Description of the task:
Using the entries below, give the count of lines that hold "JSON". Say nothing besides the number.

Record set:
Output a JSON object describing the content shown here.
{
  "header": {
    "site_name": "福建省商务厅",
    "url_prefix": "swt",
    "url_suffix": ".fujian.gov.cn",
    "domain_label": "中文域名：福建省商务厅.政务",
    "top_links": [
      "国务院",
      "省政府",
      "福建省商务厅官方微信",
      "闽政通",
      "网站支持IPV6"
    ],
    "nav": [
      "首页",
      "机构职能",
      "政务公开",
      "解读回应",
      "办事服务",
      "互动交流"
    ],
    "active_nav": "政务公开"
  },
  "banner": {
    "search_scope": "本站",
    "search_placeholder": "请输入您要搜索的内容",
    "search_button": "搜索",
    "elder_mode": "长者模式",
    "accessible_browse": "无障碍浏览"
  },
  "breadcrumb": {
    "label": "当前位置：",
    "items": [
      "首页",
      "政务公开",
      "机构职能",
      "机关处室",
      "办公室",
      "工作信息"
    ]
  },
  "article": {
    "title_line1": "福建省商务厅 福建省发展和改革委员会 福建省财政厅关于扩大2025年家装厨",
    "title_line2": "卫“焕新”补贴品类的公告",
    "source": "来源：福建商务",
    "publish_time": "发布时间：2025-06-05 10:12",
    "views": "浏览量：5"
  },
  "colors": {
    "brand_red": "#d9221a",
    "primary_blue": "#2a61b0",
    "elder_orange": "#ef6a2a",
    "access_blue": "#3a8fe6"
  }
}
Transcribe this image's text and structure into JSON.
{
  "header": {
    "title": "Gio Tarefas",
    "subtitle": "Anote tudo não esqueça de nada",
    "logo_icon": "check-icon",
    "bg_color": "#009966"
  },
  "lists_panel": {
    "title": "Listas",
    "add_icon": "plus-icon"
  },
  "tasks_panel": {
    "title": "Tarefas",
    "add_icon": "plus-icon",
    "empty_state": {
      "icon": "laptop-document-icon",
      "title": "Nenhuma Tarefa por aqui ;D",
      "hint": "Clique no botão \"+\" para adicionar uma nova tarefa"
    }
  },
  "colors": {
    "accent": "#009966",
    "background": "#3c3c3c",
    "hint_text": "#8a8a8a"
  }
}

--

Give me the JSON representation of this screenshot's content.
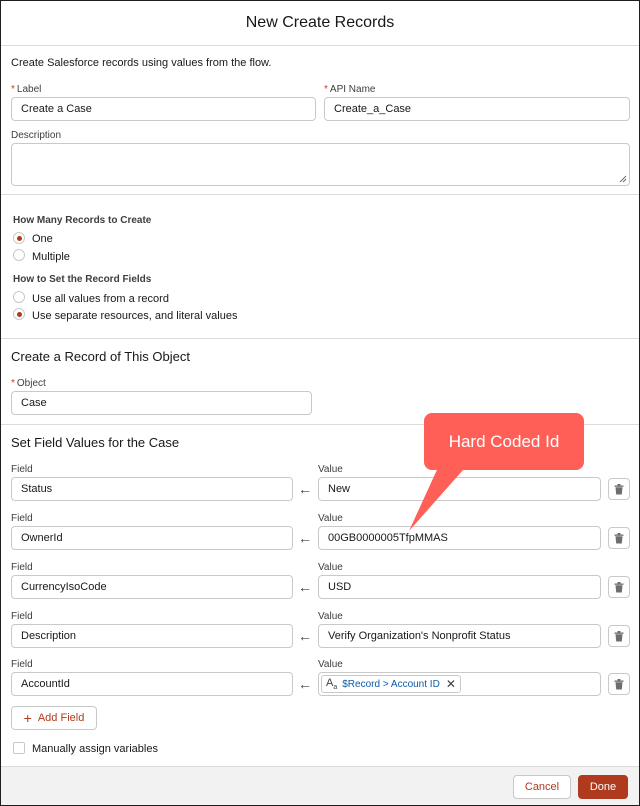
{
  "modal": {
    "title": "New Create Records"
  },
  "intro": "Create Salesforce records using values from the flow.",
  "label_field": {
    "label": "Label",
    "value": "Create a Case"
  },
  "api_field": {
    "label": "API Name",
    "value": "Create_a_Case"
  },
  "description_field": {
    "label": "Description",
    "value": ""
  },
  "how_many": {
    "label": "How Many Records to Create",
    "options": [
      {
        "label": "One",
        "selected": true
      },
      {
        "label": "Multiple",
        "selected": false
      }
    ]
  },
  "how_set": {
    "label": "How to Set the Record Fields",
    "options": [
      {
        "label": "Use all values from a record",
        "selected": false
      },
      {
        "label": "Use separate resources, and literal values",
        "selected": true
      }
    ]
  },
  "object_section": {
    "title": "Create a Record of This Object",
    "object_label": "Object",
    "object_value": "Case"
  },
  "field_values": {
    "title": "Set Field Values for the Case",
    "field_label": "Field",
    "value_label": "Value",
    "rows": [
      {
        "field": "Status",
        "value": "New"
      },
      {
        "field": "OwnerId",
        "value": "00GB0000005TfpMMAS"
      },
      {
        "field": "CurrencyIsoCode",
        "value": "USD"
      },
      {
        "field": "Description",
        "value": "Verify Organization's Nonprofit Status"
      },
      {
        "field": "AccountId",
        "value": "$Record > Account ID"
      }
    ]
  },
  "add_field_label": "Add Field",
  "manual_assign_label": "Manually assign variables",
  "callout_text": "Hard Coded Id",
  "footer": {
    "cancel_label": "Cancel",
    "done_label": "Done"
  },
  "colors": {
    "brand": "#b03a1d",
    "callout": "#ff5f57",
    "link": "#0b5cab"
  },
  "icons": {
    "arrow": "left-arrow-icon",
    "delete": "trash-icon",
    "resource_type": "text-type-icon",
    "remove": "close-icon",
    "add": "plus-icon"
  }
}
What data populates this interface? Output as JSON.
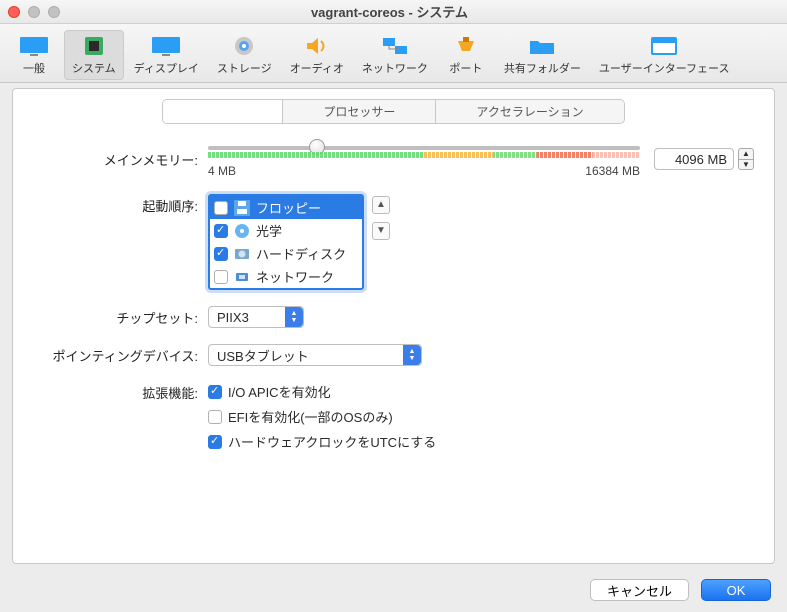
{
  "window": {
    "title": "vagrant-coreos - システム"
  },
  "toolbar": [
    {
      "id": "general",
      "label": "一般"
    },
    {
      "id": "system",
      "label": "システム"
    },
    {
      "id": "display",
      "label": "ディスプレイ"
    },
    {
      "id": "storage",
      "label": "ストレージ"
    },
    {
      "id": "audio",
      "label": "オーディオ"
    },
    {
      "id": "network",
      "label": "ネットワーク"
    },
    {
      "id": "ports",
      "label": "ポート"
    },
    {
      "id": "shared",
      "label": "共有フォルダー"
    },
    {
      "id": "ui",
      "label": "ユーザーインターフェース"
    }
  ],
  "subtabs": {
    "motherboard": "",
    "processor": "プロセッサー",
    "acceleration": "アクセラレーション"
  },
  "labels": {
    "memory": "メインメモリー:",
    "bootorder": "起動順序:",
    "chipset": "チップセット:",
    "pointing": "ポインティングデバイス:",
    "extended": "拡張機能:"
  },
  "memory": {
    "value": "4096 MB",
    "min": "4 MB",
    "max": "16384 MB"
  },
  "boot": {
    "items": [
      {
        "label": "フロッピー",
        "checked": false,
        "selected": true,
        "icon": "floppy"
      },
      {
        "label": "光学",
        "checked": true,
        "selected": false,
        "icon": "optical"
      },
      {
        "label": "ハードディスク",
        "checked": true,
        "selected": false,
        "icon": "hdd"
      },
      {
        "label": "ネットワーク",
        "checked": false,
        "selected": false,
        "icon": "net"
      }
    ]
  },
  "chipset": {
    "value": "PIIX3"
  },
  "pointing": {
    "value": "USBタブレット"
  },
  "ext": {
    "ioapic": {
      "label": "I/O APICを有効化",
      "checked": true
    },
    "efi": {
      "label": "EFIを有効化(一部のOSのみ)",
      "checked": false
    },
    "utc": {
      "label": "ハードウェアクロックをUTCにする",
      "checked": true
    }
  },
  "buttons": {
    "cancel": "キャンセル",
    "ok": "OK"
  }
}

Worked solution:
4